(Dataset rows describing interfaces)
★ ★ ★ ★ ★
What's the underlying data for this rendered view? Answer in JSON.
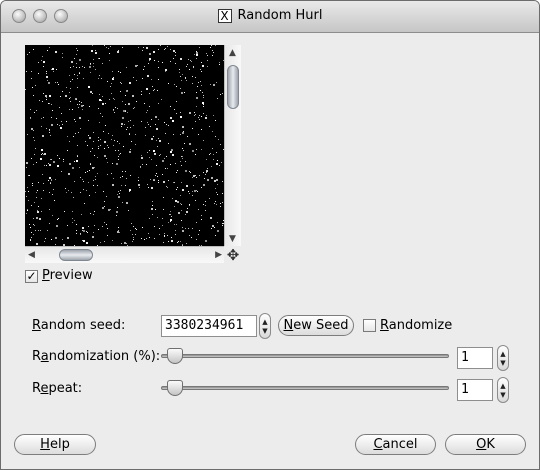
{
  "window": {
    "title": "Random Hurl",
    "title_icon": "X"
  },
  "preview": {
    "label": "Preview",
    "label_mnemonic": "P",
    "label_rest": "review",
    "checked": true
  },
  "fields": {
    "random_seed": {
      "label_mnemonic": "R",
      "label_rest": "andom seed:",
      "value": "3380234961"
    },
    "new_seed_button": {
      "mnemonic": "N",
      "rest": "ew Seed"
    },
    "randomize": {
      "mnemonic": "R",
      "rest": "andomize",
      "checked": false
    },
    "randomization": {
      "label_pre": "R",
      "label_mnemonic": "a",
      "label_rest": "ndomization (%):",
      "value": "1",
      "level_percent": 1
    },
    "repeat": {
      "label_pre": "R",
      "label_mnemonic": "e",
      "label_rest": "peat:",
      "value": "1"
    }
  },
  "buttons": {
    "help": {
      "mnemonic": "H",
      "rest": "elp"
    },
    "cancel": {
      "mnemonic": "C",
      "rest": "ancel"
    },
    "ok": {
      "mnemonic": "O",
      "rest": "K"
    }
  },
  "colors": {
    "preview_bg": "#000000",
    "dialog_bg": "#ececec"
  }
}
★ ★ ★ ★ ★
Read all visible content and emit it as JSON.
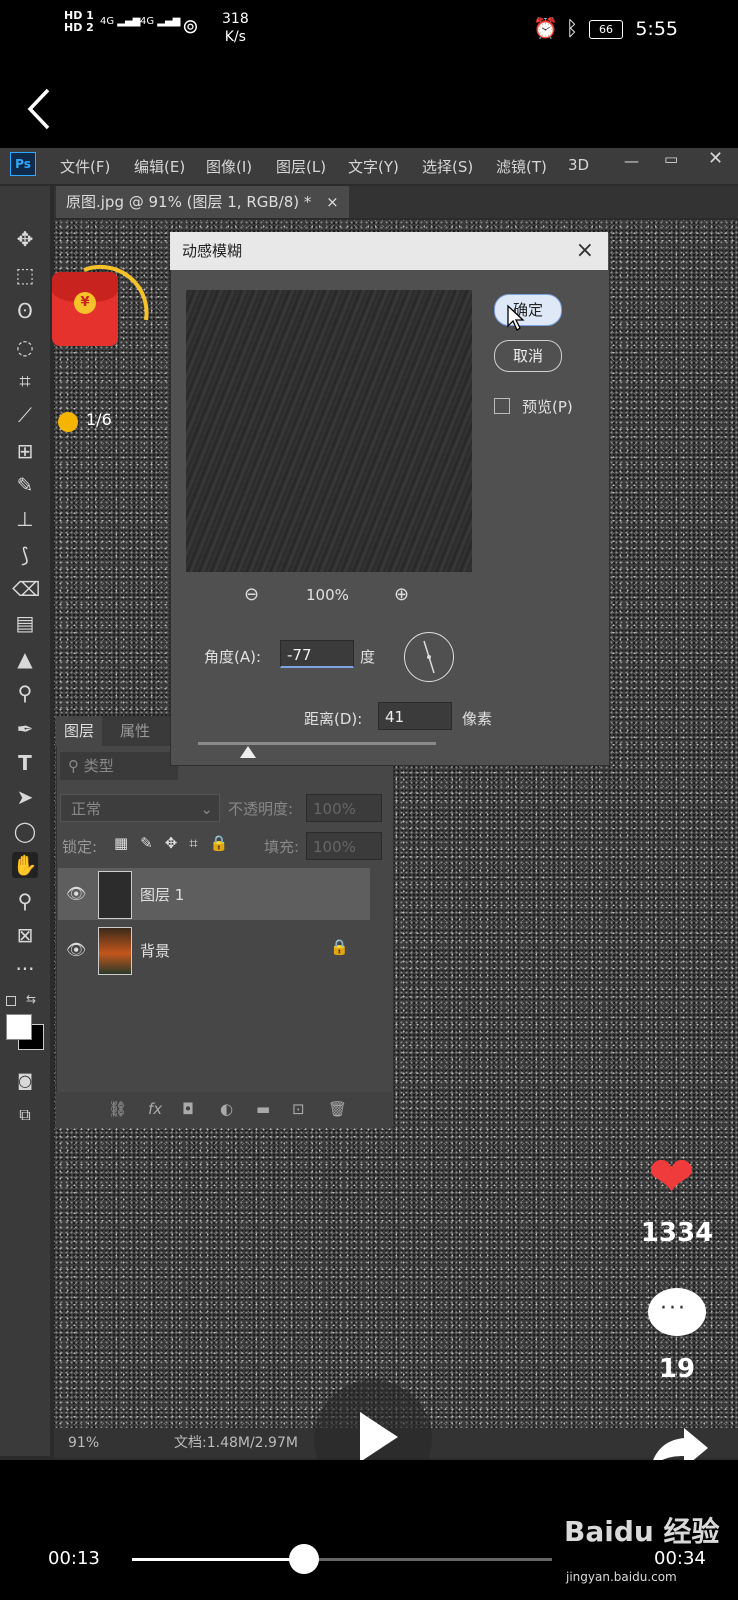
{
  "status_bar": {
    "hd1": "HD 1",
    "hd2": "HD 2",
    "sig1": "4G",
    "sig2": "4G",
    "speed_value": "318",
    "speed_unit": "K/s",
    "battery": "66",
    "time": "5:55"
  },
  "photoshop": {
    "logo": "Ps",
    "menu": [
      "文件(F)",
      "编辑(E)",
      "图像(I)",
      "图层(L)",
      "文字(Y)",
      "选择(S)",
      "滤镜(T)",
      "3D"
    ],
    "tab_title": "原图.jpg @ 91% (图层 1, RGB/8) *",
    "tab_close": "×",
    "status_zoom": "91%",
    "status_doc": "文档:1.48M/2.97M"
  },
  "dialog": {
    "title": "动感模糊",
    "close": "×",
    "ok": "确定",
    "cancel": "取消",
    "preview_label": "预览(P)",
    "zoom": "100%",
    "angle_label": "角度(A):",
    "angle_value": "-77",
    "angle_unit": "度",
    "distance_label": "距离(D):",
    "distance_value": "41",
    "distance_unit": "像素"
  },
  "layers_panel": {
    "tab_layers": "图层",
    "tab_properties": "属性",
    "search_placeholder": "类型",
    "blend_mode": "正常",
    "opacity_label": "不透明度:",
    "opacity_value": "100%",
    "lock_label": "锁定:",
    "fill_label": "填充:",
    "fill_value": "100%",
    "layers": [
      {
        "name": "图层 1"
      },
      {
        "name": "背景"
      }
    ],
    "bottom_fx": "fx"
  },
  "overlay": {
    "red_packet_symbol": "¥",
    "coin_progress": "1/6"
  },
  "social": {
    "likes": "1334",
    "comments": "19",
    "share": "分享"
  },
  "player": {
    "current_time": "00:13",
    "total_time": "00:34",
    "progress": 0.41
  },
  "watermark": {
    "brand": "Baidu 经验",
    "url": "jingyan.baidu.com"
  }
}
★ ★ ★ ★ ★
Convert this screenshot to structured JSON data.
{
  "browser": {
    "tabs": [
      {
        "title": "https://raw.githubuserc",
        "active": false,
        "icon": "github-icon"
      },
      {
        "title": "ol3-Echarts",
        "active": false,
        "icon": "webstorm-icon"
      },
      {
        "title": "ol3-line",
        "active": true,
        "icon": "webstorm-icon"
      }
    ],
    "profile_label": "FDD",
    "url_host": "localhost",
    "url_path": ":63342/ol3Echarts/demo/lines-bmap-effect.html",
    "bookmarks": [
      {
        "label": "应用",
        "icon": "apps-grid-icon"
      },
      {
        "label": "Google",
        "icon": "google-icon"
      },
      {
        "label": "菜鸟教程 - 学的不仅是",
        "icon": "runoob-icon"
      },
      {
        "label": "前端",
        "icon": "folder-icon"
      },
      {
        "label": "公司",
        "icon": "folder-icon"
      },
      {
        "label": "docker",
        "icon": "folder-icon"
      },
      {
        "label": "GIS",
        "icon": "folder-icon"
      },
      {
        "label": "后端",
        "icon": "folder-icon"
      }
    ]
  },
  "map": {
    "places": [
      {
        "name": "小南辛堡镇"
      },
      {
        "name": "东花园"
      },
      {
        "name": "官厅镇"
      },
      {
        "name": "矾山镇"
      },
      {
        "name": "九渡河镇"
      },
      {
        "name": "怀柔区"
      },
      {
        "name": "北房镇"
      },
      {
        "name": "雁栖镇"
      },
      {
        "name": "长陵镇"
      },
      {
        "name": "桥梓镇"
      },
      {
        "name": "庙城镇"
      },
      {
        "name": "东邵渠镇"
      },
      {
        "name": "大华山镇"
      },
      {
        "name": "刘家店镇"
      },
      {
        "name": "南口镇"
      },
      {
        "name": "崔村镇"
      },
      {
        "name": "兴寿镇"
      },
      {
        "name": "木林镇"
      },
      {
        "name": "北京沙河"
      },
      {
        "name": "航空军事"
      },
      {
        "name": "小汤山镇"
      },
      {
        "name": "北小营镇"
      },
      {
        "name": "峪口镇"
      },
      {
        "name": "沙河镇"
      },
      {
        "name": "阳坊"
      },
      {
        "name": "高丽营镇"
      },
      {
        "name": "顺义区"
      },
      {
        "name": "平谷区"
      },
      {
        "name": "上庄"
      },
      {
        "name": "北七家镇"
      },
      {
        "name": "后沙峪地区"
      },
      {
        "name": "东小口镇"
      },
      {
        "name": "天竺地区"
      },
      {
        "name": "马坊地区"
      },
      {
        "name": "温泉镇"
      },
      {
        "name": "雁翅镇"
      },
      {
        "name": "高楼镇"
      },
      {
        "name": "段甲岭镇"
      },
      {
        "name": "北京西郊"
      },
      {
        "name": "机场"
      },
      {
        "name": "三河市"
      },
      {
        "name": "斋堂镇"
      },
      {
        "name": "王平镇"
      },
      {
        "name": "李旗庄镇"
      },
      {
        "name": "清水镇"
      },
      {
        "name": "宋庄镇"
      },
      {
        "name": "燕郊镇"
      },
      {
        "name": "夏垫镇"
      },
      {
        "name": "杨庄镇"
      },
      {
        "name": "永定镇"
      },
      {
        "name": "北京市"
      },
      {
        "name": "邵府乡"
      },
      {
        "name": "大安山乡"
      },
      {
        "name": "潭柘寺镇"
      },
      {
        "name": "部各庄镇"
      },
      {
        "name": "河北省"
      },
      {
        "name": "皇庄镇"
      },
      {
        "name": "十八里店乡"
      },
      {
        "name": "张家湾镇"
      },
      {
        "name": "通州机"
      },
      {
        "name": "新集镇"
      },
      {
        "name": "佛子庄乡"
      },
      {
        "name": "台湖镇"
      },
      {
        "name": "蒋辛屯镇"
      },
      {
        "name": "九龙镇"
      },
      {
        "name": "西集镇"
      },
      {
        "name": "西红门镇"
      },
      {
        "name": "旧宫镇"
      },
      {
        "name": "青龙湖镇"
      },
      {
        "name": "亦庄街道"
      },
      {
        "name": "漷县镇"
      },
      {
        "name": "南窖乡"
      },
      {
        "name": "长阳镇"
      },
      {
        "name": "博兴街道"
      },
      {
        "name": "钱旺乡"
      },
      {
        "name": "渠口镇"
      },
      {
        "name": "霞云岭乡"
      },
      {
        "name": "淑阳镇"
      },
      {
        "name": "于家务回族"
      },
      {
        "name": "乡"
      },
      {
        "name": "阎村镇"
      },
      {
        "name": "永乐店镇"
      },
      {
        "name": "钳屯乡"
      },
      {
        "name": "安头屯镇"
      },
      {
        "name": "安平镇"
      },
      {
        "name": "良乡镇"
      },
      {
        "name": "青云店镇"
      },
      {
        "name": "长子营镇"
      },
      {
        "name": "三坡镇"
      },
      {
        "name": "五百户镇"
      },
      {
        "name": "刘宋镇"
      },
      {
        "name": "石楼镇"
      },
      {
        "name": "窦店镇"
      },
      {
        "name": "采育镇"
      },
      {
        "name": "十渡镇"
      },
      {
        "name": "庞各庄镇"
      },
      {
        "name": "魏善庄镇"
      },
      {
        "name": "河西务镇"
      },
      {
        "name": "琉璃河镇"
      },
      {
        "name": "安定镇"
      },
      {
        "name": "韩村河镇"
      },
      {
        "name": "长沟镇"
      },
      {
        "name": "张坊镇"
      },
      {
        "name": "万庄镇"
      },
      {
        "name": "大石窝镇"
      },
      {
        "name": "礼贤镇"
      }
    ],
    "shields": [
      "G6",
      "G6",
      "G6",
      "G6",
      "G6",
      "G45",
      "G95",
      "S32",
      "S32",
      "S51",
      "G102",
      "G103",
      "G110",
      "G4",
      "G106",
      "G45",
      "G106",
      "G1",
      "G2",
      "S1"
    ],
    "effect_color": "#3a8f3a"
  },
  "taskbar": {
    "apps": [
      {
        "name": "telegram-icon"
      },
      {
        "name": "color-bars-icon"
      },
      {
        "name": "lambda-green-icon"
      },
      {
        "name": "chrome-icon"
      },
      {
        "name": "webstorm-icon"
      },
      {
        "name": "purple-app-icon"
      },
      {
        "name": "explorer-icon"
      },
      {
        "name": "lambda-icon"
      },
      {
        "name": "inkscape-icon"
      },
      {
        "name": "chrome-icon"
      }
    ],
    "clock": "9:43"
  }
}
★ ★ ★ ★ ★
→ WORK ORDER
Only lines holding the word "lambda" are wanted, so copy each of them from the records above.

→ WRITTEN REPLY
        "name": "lambda-green-icon"
        "name": "lambda-icon"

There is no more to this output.